“I know that a lot of students come into the program already working a full-time job, or close to full time, so the distance learning [online] piece gives them the flexibility to do the lecture portion when they want,” said Kimberly Crealey Rouillier, chairwoman of the Rehabilitative Health Department, which includes the Opticianry program. “We try to accommodate their needs as much as possible.”
Students in the program also complete six clinical sessions of 90 hours each in which they intern at opticianry offices in the area. Students learn firsthand what an optician’s job is like and also gain experience with the machinery that makes eyeglass lenses.
Rouillier said every effort is made to assign students a clinical experience near where they live.
Dororthy Silva graduated from CCRI’s program in 2011 and now works as an optician at the office of Dr. Joseph Boivin in Tiverton, R.I.
Silva said one of the things she likes most about the profession is that “it includes fashion and the medical field all in one.”
Not only does Silva check the eyeglass prescriptions of her patients and measure their eyes, she helps them choose a frame that flatters them. By now she knows which glasses look good on which types of faces and usually finds a pair that her patient loves on her first or second try.
“The job that I do is very customer service-oriented,” Silva said, adding, “I think it’s a great career if you’re a people person.”
Before this, Silva worked for 20 years as a graphic designer. She left to give birth to and care for her son, now age 9, and felt that she had fallen behind in her technology-driven career. She enrolled at CCRI part time in 2007 to eventually enter the medical field.

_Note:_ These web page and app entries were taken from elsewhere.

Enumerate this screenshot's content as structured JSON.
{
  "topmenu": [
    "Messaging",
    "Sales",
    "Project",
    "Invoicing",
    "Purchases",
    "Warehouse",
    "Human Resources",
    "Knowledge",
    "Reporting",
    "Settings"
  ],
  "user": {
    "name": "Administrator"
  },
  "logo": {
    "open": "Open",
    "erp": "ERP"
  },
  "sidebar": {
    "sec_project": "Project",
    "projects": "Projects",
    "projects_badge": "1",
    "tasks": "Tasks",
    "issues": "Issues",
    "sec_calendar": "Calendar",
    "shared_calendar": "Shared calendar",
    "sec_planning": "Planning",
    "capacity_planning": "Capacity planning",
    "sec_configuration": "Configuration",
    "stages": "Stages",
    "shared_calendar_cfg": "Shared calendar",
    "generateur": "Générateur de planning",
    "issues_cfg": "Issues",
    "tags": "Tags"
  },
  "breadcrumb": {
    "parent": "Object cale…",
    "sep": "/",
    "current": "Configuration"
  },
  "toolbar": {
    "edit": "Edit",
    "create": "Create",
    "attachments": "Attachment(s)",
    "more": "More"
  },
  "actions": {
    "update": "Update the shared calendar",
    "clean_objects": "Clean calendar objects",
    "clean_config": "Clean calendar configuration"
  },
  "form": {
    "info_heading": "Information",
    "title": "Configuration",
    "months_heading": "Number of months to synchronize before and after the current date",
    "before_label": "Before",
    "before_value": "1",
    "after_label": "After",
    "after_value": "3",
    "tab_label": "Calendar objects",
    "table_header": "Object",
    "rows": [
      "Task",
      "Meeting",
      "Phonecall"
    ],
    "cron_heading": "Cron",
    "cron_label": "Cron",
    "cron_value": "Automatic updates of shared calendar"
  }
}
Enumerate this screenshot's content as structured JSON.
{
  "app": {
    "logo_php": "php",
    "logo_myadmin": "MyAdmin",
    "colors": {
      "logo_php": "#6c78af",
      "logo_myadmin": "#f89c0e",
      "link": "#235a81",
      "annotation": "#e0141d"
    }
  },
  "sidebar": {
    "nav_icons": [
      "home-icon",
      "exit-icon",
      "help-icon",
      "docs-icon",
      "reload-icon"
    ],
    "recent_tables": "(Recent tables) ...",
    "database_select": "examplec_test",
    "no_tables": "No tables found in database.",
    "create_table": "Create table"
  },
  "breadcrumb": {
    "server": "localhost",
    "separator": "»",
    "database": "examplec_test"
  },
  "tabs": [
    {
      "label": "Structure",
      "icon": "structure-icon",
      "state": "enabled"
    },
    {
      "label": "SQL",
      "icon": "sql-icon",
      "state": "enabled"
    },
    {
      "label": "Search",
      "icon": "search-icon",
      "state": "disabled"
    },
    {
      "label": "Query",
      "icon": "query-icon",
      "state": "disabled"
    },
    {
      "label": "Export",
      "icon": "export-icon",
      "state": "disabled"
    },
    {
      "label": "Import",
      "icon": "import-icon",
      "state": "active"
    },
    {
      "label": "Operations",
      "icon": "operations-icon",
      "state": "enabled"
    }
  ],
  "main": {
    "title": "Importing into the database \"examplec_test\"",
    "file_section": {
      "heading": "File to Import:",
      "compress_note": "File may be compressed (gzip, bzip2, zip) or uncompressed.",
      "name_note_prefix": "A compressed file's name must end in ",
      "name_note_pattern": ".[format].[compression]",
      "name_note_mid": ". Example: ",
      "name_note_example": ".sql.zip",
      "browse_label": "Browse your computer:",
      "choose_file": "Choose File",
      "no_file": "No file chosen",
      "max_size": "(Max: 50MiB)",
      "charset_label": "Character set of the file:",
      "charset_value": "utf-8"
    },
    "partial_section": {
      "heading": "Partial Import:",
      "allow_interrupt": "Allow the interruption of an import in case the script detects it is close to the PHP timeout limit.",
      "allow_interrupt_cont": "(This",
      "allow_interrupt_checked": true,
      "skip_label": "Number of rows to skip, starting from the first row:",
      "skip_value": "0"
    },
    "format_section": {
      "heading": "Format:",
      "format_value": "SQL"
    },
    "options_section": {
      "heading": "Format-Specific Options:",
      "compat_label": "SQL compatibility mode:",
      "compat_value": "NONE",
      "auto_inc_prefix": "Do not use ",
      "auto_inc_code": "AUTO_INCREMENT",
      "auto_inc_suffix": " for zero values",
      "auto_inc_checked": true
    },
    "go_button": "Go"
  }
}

“I figured health care is a good field to be in because it’s always needed,” Silva said. “You have to remember, glasses are a medical device.”
Silva was interested in being an X-ray technician at first until she heard about CCRI’s new Opticianry program and thought she would enjoy it. She was accepted into the program and started taking courses full time.
After graduating, Silva turned down a few jobs because she was looking for one that would give her hours that didn’t interfere with raising her son, which meant not working in the evening.
Today she works four full-time days per week and two Saturdays per month.
“This works out perfectly because I can get my son on the school bus and then come to work,” she said.
“If you like working with people and helping them then this is a good job and an exciting, rewarding career.”
Graduates of the CCRI Opticianry program earn an Associate in Applied Science degree, which includes general education requirements with an emphasis on math. Interested students can start working on these courses now before starting opticianry classes this fall.
You can learn more about the CCRI Opticianry program online.